Here and Now AKA It’s Better, But ….

Social media qualitative measurements, including sentiment analysis, are an effort to understand viewer, user, and listener behaviors. Nielsen and the like measure quantifiable information such as time on a channel (or page). But qualitative measurement goes beyond that, in an effort to understand why people visit a website. Topsy, for example, measures the number of positive and negative mentions of a site, product, service, celebrity, etc. Yet a lot of this is still quantitative data. Consider Martha Stewart as a topic of online conversation.

Adventures in Career Changing | Janet Gershen-Siegel | Quinnipiac Assignment 04 – ICM 524 Media Convergence
Martha Stewart on Topsy, June 9, 2014

 

All we can see are numbers, really (the spike was on the day that a tweet emerged claiming that Martha Stewart had a drone). This is still counting. There are no insights into why that tweet resonated more than others.

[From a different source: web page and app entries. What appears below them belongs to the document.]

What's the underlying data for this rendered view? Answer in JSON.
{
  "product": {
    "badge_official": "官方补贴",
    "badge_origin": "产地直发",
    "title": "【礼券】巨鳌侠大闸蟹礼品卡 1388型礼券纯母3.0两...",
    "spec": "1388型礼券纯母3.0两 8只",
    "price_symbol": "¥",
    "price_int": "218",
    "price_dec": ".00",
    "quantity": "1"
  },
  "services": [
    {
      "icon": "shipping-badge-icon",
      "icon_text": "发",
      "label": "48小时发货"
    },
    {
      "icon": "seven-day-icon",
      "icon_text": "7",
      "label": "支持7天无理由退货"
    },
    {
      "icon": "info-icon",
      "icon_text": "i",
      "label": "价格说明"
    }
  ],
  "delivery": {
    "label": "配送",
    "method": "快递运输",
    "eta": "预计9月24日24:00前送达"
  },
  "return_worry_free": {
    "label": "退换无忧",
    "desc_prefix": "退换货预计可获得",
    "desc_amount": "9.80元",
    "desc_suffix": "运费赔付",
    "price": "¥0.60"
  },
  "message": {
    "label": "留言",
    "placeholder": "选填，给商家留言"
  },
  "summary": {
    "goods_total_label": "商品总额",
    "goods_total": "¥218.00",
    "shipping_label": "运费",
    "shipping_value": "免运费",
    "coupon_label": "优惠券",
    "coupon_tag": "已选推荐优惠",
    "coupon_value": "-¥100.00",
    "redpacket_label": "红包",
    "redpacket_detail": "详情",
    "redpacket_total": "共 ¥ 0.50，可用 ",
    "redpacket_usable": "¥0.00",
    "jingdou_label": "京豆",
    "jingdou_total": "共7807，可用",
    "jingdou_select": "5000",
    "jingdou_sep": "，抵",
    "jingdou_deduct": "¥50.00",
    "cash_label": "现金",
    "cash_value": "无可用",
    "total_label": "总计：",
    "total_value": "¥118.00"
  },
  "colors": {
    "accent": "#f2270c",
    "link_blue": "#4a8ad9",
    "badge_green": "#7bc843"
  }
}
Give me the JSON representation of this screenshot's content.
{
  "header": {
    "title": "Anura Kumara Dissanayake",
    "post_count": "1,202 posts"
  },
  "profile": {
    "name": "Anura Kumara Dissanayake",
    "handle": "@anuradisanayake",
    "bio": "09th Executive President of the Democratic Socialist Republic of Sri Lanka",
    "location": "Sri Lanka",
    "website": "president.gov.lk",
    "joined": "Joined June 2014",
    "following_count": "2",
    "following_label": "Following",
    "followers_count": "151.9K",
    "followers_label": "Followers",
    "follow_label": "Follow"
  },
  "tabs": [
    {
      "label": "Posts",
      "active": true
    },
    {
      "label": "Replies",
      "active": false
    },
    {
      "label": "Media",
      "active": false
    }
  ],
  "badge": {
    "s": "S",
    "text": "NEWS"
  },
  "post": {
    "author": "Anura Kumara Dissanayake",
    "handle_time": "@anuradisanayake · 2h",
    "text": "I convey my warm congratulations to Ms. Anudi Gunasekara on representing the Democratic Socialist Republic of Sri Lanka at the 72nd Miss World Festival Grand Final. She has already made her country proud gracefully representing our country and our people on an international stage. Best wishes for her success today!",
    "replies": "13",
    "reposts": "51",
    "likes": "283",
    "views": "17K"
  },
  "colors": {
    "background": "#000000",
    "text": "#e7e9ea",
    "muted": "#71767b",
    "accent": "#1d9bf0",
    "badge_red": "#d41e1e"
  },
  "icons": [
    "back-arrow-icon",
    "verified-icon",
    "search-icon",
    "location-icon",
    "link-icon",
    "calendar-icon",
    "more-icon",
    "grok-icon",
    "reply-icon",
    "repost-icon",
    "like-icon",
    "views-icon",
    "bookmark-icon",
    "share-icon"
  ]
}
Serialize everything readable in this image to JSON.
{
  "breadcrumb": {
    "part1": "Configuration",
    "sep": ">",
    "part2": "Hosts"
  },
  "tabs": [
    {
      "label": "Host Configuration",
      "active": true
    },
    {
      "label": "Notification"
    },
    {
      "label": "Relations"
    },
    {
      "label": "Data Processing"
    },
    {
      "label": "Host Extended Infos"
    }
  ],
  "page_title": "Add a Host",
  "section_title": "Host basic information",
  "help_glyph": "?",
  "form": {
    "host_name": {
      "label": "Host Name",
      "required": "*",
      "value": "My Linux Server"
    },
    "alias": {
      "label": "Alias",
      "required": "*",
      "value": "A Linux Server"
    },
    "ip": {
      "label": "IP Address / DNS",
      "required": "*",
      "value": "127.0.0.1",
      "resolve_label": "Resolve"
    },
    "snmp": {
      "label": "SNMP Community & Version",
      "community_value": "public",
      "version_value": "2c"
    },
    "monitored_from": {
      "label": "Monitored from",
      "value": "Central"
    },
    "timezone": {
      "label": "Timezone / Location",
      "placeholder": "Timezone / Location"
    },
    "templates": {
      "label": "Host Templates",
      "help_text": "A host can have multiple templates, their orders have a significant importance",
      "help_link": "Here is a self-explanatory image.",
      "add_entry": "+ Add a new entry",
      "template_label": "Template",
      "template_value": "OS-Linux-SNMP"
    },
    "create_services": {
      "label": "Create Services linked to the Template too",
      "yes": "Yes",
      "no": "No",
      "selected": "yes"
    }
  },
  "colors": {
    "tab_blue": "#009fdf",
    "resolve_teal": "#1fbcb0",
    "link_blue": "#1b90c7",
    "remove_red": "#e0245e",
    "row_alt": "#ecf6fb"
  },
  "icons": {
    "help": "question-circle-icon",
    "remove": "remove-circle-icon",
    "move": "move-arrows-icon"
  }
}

Media convergence is mashing everything together in ways that audiences probably didn’t think were possible even a scant thirty years ago. But now, we watch our television shows online, we are encouraged to tweet to our favorite radio stations, our YouTube videos become part of television advertising, and our Tumblr images are being slipped into online newspapers. All of this and more can be seen on our iPads. Add a phone to this (or just use an iPhone or an Android phone instead of an iPad), and you’ve got nearly everything bundled together. How is this changing analytics? For one thing, what is it that we are measuring? When we see a music video on YouTube, are we measuring viewer sentiments about the sounds or the images? When we measure a television program’s Facebook engagement, is it directly related to the programming, to the channel, to viewer sentiment about the actors or the writers, or something else? What does it mean to like or +one anything anymore, when a lot of people seem to reflexively vote up their friends’ shared content?

I believe that our analysis has got to converge as our media and our devices converge. After all, what is the online experience these days? On any given day, a person might use their iPad to look up a restaurant on Yelp, get directions on Google Maps, view the menu on the restaurant’s own website, check in via FourSquare, take a picture of their plate and upload it to Instagram, and even share their dining experience via a Facebook photo album, a short Vine video or a few quick tweets. If the restaurant gets some of that person’s friends as new customers, where did they come from? The review on Yelp? The check in via FourSquare? The Vine video? The Facebook album? The tweets? The Instagram image? Or was it some combination thereof?

Avinash Kaushik talks about multitouch campaign attribution analysis (Avinash Kaushik, Web Analytics 2.0, Pages 358 – 368), whereby customers might receive messages about a site, product, service, etc. from any number of different sources. On Page 358, he writes, “During the visits leading up to the conversion, the customer was likely exposed to many advertisements from your company, such as a banner ad or Affiliate promotion. Or the customer may have been contacted via marketing promotions, such as an email campaign. In the industry, each exposure is considered a touch by the company. If a customer is touched multiple times before converting, you get a multitouch conversion.” Kaushik reveals that measuring which message caused a conversion is an extraordinarily difficult thing to do.

With media convergence, the number of touches in a campaign can begin to come together. Facebook likes can be measured for all channels. Tweets can be counted for whichever messages are being sent on Twitter, whatever they are about. Will attribution be any easier? Hard to say, but if the number of channels continues to collapse into one, will it matter quite so much in the future?